▸ **WHAT TO PRODUCE**
The required answer is a copy of each line in the entries below that includes "this".

Web page and app entries:
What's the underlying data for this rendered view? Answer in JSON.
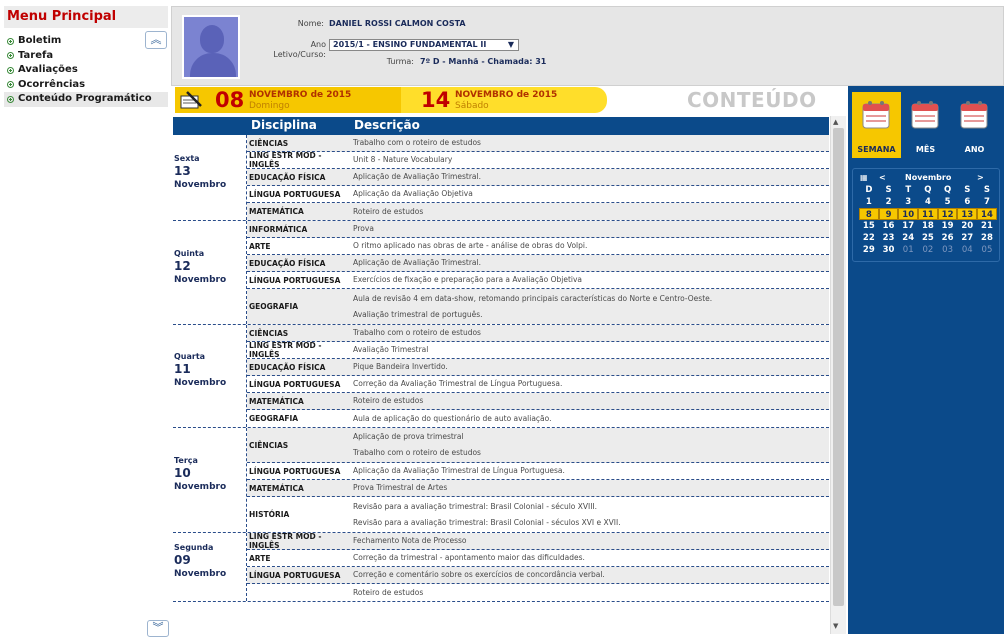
{
  "menu": {
    "title": "Menu Principal",
    "items": [
      {
        "label": "Boletim"
      },
      {
        "label": "Tarefa"
      },
      {
        "label": "Avaliações"
      },
      {
        "label": "Ocorrências"
      },
      {
        "label": "Conteúdo Programático"
      }
    ]
  },
  "header": {
    "nome_label": "Nome:",
    "nome": "DANIEL ROSSI CALMON COSTA",
    "ano_label": "Ano",
    "letivo_label": "Letivo/Curso:",
    "ano_value": "2015/1 - ENSINO FUNDAMENTAL II",
    "turma_label": "Turma:",
    "turma": "7º D - Manhã - Chamada: 31"
  },
  "datebar": {
    "start_num": "08",
    "start_month": "NOVEMBRO de 2015",
    "start_day": "Domingo",
    "end_num": "14",
    "end_month": "NOVEMBRO de 2015",
    "end_day": "Sábado",
    "section_title": "CONTEÚDO"
  },
  "table": {
    "col_disciplina": "Disciplina",
    "col_descricao": "Descrição"
  },
  "days": [
    {
      "weekday": "Sexta",
      "num": "13",
      "month": "Novembro",
      "rows": [
        {
          "disc": "CIÊNCIAS",
          "desc": [
            "Trabalho com o roteiro de estudos"
          ]
        },
        {
          "disc": "LING ESTR MOD - INGLÊS",
          "desc": [
            "Unit 8 - Nature Vocabulary"
          ]
        },
        {
          "disc": "EDUCAÇÃO FÍSICA",
          "desc": [
            "Aplicação de Avaliação Trimestral."
          ]
        },
        {
          "disc": "LÍNGUA PORTUGUESA",
          "desc": [
            "Aplicação da Avaliação Objetiva"
          ]
        },
        {
          "disc": "MATEMÁTICA",
          "desc": [
            "Roteiro de estudos"
          ]
        }
      ]
    },
    {
      "weekday": "Quinta",
      "num": "12",
      "month": "Novembro",
      "rows": [
        {
          "disc": "INFORMÁTICA",
          "desc": [
            "Prova"
          ]
        },
        {
          "disc": "ARTE",
          "desc": [
            "O ritmo aplicado nas obras de arte - análise de obras do Volpi."
          ]
        },
        {
          "disc": "EDUCAÇÃO FÍSICA",
          "desc": [
            "Aplicação de Avaliação Trimestral."
          ]
        },
        {
          "disc": "LÍNGUA PORTUGUESA",
          "desc": [
            "Exercícios de fixação e preparação para a Avaliação Objetiva"
          ]
        },
        {
          "disc": "GEOGRAFIA",
          "desc": [
            "Aula de revisão 4 em data-show, retomando principais características do Norte e Centro-Oeste.",
            "Avaliação trimestral de português."
          ]
        }
      ]
    },
    {
      "weekday": "Quarta",
      "num": "11",
      "month": "Novembro",
      "rows": [
        {
          "disc": "CIÊNCIAS",
          "desc": [
            "Trabalho com o roteiro de estudos"
          ]
        },
        {
          "disc": "LING ESTR MOD - INGLÊS",
          "desc": [
            "Avaliação Trimestral"
          ]
        },
        {
          "disc": "EDUCAÇÃO FÍSICA",
          "desc": [
            "Pique Bandeira Invertido."
          ]
        },
        {
          "disc": "LÍNGUA PORTUGUESA",
          "desc": [
            "Correção da Avaliação Trimestral de Língua Portuguesa."
          ]
        },
        {
          "disc": "MATEMÁTICA",
          "desc": [
            "Roteiro de estudos"
          ]
        },
        {
          "disc": "GEOGRAFIA",
          "desc": [
            "Aula de aplicação do questionário de auto avaliação."
          ]
        }
      ]
    },
    {
      "weekday": "Terça",
      "num": "10",
      "month": "Novembro",
      "rows": [
        {
          "disc": "CIÊNCIAS",
          "desc": [
            "Aplicação de prova trimestral",
            "Trabalho com o roteiro de estudos"
          ]
        },
        {
          "disc": "LÍNGUA PORTUGUESA",
          "desc": [
            "Aplicação da Avaliação Trimestral de Língua Portuguesa."
          ]
        },
        {
          "disc": "MATEMÁTICA",
          "desc": [
            "Prova Trimestral de Artes"
          ]
        },
        {
          "disc": "HISTÓRIA",
          "desc": [
            "Revisão para a avaliação trimestral: Brasil Colonial - século XVIII.",
            "Revisão para a avaliação trimestral: Brasil Colonial - séculos XVI e XVII."
          ]
        }
      ]
    },
    {
      "weekday": "Segunda",
      "num": "09",
      "month": "Novembro",
      "rows": [
        {
          "disc": "LING ESTR MOD - INGLÊS",
          "desc": [
            "Fechamento Nota de Processo"
          ]
        },
        {
          "disc": "ARTE",
          "desc": [
            "Correção da trimestral - apontamento maior das dificuldades."
          ]
        },
        {
          "disc": "LÍNGUA PORTUGUESA",
          "desc": [
            "Correção e comentário sobre os exercícios de concordância verbal."
          ]
        },
        {
          "disc": "",
          "desc": [
            "Roteiro de estudos"
          ]
        }
      ]
    }
  ],
  "views": {
    "semana": "SEMANA",
    "mes": "MÊS",
    "ano": "ANO"
  },
  "calendar": {
    "prev": "<",
    "month": "Novembro",
    "next": ">",
    "weekdays": [
      "D",
      "S",
      "T",
      "Q",
      "Q",
      "S",
      "S"
    ],
    "weeks": [
      [
        "1",
        "2",
        "3",
        "4",
        "5",
        "6",
        "7"
      ],
      [
        "8",
        "9",
        "10",
        "11",
        "12",
        "13",
        "14"
      ],
      [
        "15",
        "16",
        "17",
        "18",
        "19",
        "20",
        "21"
      ],
      [
        "22",
        "23",
        "24",
        "25",
        "26",
        "27",
        "28"
      ],
      [
        "29",
        "30",
        "01",
        "02",
        "03",
        "04",
        "05"
      ]
    ],
    "selected_week": 1,
    "colors": {
      "accent": "#f6c700",
      "panel": "#0b4a8a"
    }
  }
}
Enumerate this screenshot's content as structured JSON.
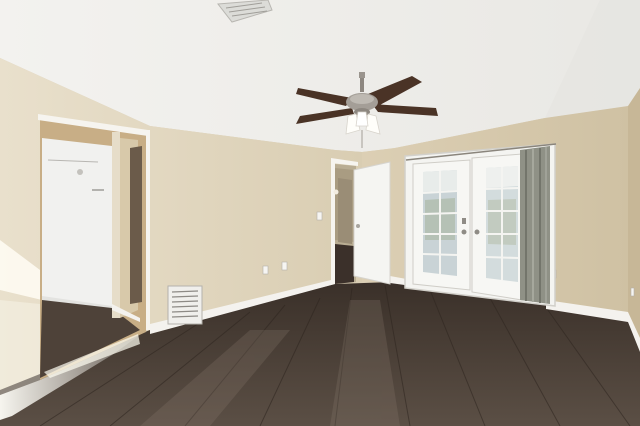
{
  "photo": {
    "subject": "empty-room",
    "colors": {
      "ceiling": "#f2f1ee",
      "wall": "#dfd3b9",
      "wall_shadow": "#cbbd9f",
      "floor_dark": "#3f342c",
      "floor_light": "#6e6257",
      "baseboard": "#f4f2ee",
      "door": "#f5f5f2",
      "curtain": "#8f9186",
      "fan_blade": "#4a3326",
      "fan_metal": "#9a948d",
      "glass": "#c9d3d6"
    },
    "icons": [
      "ceiling-fan-icon",
      "air-vent-icon",
      "light-switch-icon",
      "outlet-icon"
    ]
  }
}
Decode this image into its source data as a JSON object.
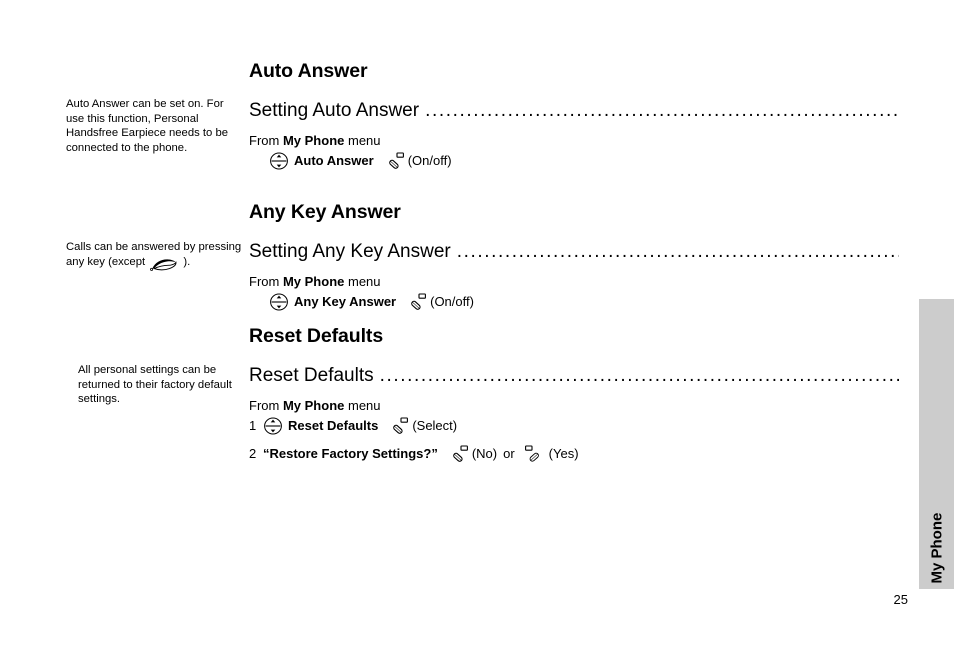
{
  "page": {
    "number": "25",
    "thumb_tab_label": "My Phone",
    "background_color": "#ffffff",
    "tab_color": "#cccccc"
  },
  "margin_notes": [
    {
      "id": "auto-answer-note",
      "text": "Auto Answer can be set on. For use this function, Personal Handsfree Earpiece needs to be connected to the phone."
    },
    {
      "id": "any-key-answer-note",
      "text_before": "Calls can be answered by pressing any key (except",
      "icon": "end-call-handset-icon",
      "text_after": ")."
    },
    {
      "id": "reset-defaults-note",
      "text": "All personal settings can be returned to their factory default settings."
    }
  ],
  "sections": [
    {
      "id": "auto-answer",
      "heading": "Auto Answer",
      "sub_heading": "Setting Auto Answer",
      "leader": "..........................................................................................",
      "from_prefix": "From",
      "from_menu": "My Phone",
      "from_suffix": "menu",
      "steps": [
        {
          "number": "",
          "nav_icon": "navigation-key-icon",
          "label": "Auto Answer",
          "soft_icon": "left-softkey-icon",
          "action": "(On/off)"
        }
      ]
    },
    {
      "id": "any-key-answer",
      "heading": "Any Key Answer",
      "sub_heading": "Setting Any Key Answer",
      "leader": "..........................................................................................",
      "from_prefix": "From",
      "from_menu": "My Phone",
      "from_suffix": "menu",
      "steps": [
        {
          "number": "",
          "nav_icon": "navigation-key-icon",
          "label": "Any Key Answer",
          "soft_icon": "left-softkey-icon",
          "action": "(On/off)"
        }
      ]
    },
    {
      "id": "reset-defaults",
      "heading": "Reset Defaults",
      "sub_heading": "Reset Defaults",
      "leader": "..........................................................................................",
      "from_prefix": "From",
      "from_menu": "My Phone",
      "from_suffix": "menu",
      "steps": [
        {
          "number": "1",
          "nav_icon": "navigation-key-icon",
          "label": "Reset Defaults",
          "soft_icon": "left-softkey-icon",
          "action": "(Select)"
        },
        {
          "number": "2",
          "label": "“Restore Factory Settings?”",
          "soft_icon": "left-softkey-icon",
          "action": "(No)",
          "conjunction": "or",
          "soft_icon_2": "right-softkey-icon",
          "action_2": "(Yes)"
        }
      ]
    }
  ]
}
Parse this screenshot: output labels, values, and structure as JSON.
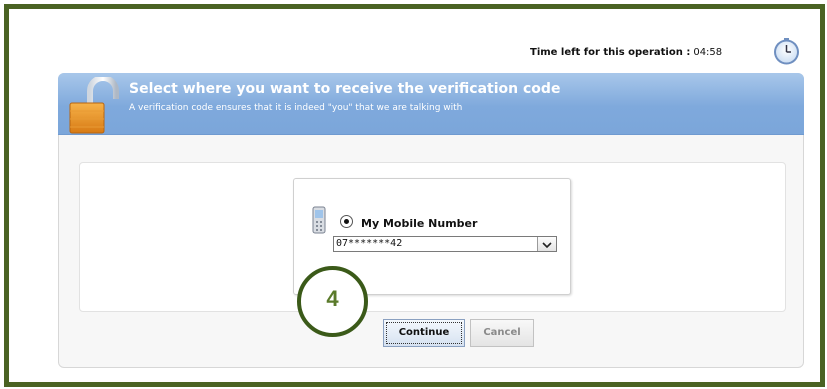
{
  "timer": {
    "label": "Time left for this operation :",
    "value": "04:58"
  },
  "header": {
    "title": "Select where you want to receive the verification code",
    "subtitle": "A verification code ensures that it is indeed \"you\" that we are talking with"
  },
  "option": {
    "label": "My Mobile Number",
    "selected": true,
    "number_value": "07*******42"
  },
  "annotation": {
    "step_number": "4"
  },
  "buttons": {
    "continue_label": "Continue",
    "cancel_label": "Cancel"
  },
  "icons": {
    "clock": "clock-icon",
    "lock": "unlocked-padlock-icon",
    "phone": "mobile-phone-icon",
    "dropdown": "chevron-down-icon"
  },
  "colors": {
    "frame_border": "#4a6323",
    "header_blue": "#7fa9dc",
    "step_circle": "#3b5a19"
  }
}
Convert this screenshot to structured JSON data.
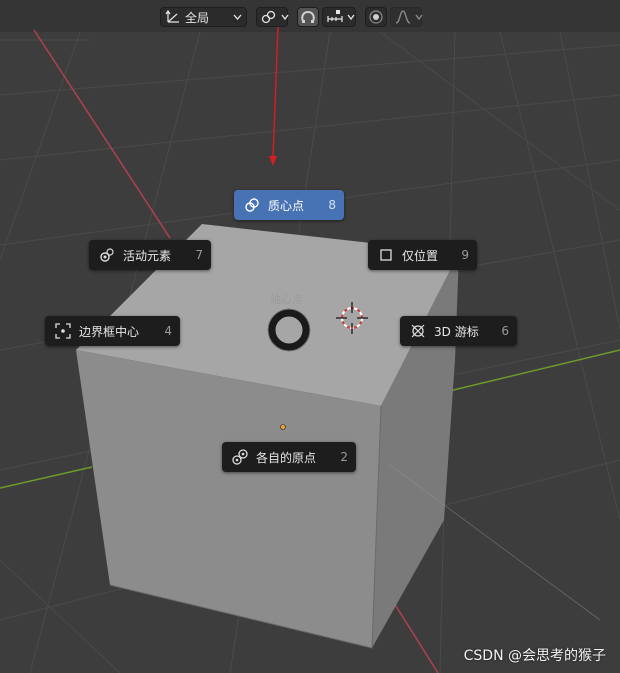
{
  "toolbar": {
    "orientation_value": "全局",
    "orientation_icon": "transform-orientation-icon",
    "pivot_icon": "pivot-point-icon",
    "snap_icon": "snap-magnet-icon",
    "snap_increment_icon": "snap-increment-icon",
    "proportional_icon": "proportional-edit-icon",
    "falloff_icon": "falloff-curve-icon"
  },
  "pie_menu": {
    "title": "轴心点",
    "items": [
      {
        "label": "质心点",
        "key": "8",
        "icon": "median-point-icon",
        "selected": true
      },
      {
        "label": "活动元素",
        "key": "7",
        "icon": "active-element-icon",
        "selected": false
      },
      {
        "label": "仅位置",
        "key": "9",
        "icon": "checkbox-icon",
        "selected": false
      },
      {
        "label": "边界框中心",
        "key": "4",
        "icon": "bounding-box-center-icon",
        "selected": false
      },
      {
        "label": "3D 游标",
        "key": "6",
        "icon": "3d-cursor-icon",
        "selected": false
      },
      {
        "label": "各自的原点",
        "key": "2",
        "icon": "individual-origins-icon",
        "selected": false
      }
    ]
  },
  "watermark": "CSDN @会思考的猴子",
  "colors": {
    "background": "#3d3d3d",
    "cube_top": "#a6a6a6",
    "cube_front": "#8b8b8b",
    "cube_side": "#7b7b7b",
    "x_axis": "#b04050",
    "y_axis": "#6e9a2c",
    "selected": "#4772b3",
    "pie_item_bg": "#1d1d1d"
  }
}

▸ **COMPLETED EXERCISE**
What's the underlying data for this rendered view? Answer in JSON.
Enumerate this screenshot's content as structured JSON.
Decode this image into its source data as a JSON object.
      "text": "Auto Answer can be set on. For use this function, Personal Handsfree Earpiece needs to be connected to the phone."
Parse this screenshot: output labels, values, and structure as JSON.
    "label": "Time left for this operation :",
Convert this screenshot to structured JSON data.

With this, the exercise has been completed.